Now that we’ve talked about how much you have to bring to the table as a successful IT architect, you’ll be happy to know that the salary is accordingly good.
According to Payscale, the median monthly payment for an IT architect is around 115,000 USD, with a quarter of the architects actually getting 130K or above.
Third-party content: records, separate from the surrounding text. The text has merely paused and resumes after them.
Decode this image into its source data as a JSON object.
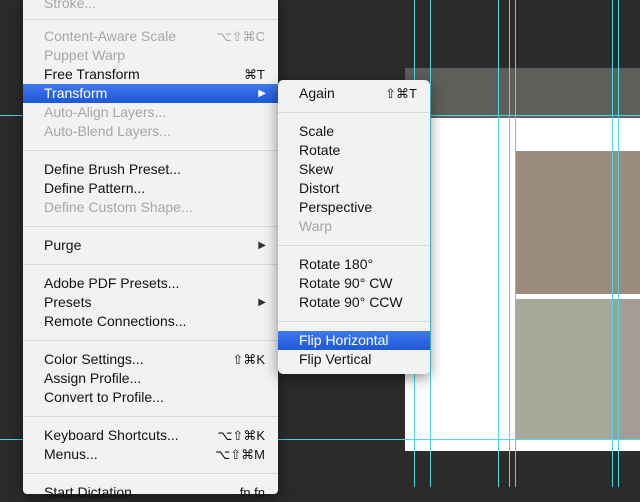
{
  "edit_menu": {
    "items": [
      {
        "label": "Stroke...",
        "enabled": false
      },
      {
        "separator": true
      },
      {
        "label": "Content-Aware Scale",
        "shortcut": "⌥⇧⌘C",
        "enabled": false
      },
      {
        "label": "Puppet Warp",
        "enabled": false
      },
      {
        "label": "Free Transform",
        "shortcut": "⌘T",
        "enabled": true
      },
      {
        "label": "Transform",
        "submenu": true,
        "highlighted": true,
        "enabled": true
      },
      {
        "label": "Auto-Align Layers...",
        "enabled": false
      },
      {
        "label": "Auto-Blend Layers...",
        "enabled": false
      },
      {
        "separator": true
      },
      {
        "label": "Define Brush Preset...",
        "enabled": true
      },
      {
        "label": "Define Pattern...",
        "enabled": true
      },
      {
        "label": "Define Custom Shape...",
        "enabled": false
      },
      {
        "separator": true
      },
      {
        "label": "Purge",
        "submenu": true,
        "enabled": true
      },
      {
        "separator": true
      },
      {
        "label": "Adobe PDF Presets...",
        "enabled": true
      },
      {
        "label": "Presets",
        "submenu": true,
        "enabled": true
      },
      {
        "label": "Remote Connections...",
        "enabled": true
      },
      {
        "separator": true
      },
      {
        "label": "Color Settings...",
        "shortcut": "⇧⌘K",
        "enabled": true
      },
      {
        "label": "Assign Profile...",
        "enabled": true
      },
      {
        "label": "Convert to Profile...",
        "enabled": true
      },
      {
        "separator": true
      },
      {
        "label": "Keyboard Shortcuts...",
        "shortcut": "⌥⇧⌘K",
        "enabled": true
      },
      {
        "label": "Menus...",
        "shortcut": "⌥⇧⌘M",
        "enabled": true
      },
      {
        "separator": true
      },
      {
        "label": "Start Dictation",
        "shortcut": "fn fn",
        "enabled": true
      }
    ]
  },
  "transform_submenu": {
    "items": [
      {
        "label": "Again",
        "shortcut": "⇧⌘T",
        "enabled": true
      },
      {
        "separator": true
      },
      {
        "label": "Scale",
        "enabled": true
      },
      {
        "label": "Rotate",
        "enabled": true
      },
      {
        "label": "Skew",
        "enabled": true
      },
      {
        "label": "Distort",
        "enabled": true
      },
      {
        "label": "Perspective",
        "enabled": true
      },
      {
        "label": "Warp",
        "enabled": false
      },
      {
        "separator": true
      },
      {
        "label": "Rotate 180°",
        "enabled": true
      },
      {
        "label": "Rotate 90° CW",
        "enabled": true
      },
      {
        "label": "Rotate 90° CCW",
        "enabled": true
      },
      {
        "separator": true
      },
      {
        "label": "Flip Horizontal",
        "enabled": true,
        "highlighted": true
      },
      {
        "label": "Flip Vertical",
        "enabled": true
      }
    ]
  },
  "submenu_arrow": "▶",
  "colors": {
    "highlight": "#2b62e0",
    "guide": "#4fd7e6",
    "menu_bg": "#f2f2f2",
    "canvas_bg": "#2b2b2b"
  }
}
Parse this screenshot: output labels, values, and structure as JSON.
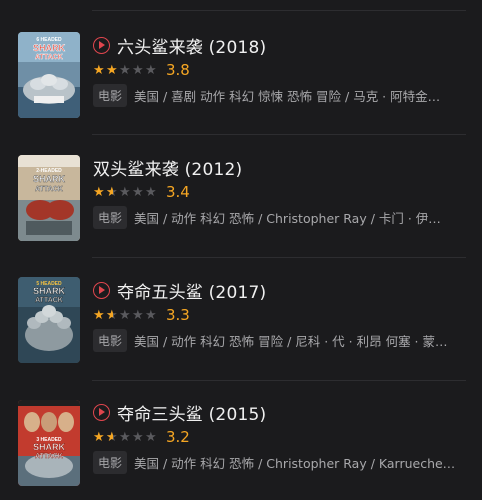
{
  "theme": {
    "background": "#1b1b1d",
    "accent_star": "#f5a623",
    "play_icon_color": "#e0464e"
  },
  "movies": [
    {
      "title": "六头鲨来袭 (2018)",
      "has_play": true,
      "rating_stars": 2,
      "score": "3.8",
      "tag": "电影",
      "meta": "美国 / 喜剧 动作 科幻 惊悚 恐怖 冒险 / 马克 · 阿特金…",
      "poster_text": [
        "6 HEADED",
        "SHARK",
        "ATTACK"
      ]
    },
    {
      "title": "双头鲨来袭 (2012)",
      "has_play": false,
      "rating_stars": 1.5,
      "score": "3.4",
      "tag": "电影",
      "meta": "美国 / 动作 科幻 恐怖 / Christopher Ray / 卡门 · 伊…",
      "poster_text": [
        "2-HEADED",
        "SHARK",
        "ATTACK"
      ]
    },
    {
      "title": "夺命五头鲨 (2017)",
      "has_play": true,
      "rating_stars": 1.5,
      "score": "3.3",
      "tag": "电影",
      "meta": "美国 / 动作 科幻 恐怖 冒险 / 尼科 · 代 · 利昂 何塞 · 蒙…",
      "poster_text": [
        "5 HEADED",
        "SHARK",
        "ATTACK"
      ]
    },
    {
      "title": "夺命三头鲨 (2015)",
      "has_play": true,
      "rating_stars": 1.5,
      "score": "3.2",
      "tag": "电影",
      "meta": "美国 / 动作 科幻 恐怖 / Christopher Ray / Karrueche…",
      "poster_text": [
        "3 HEADED",
        "SHARK",
        "ATTACK"
      ]
    }
  ]
}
For contract roles, the daily rates are around 800 to 1000 USD.
Check out the rest of our Career Insights Series for more details on the thriving freelance job market!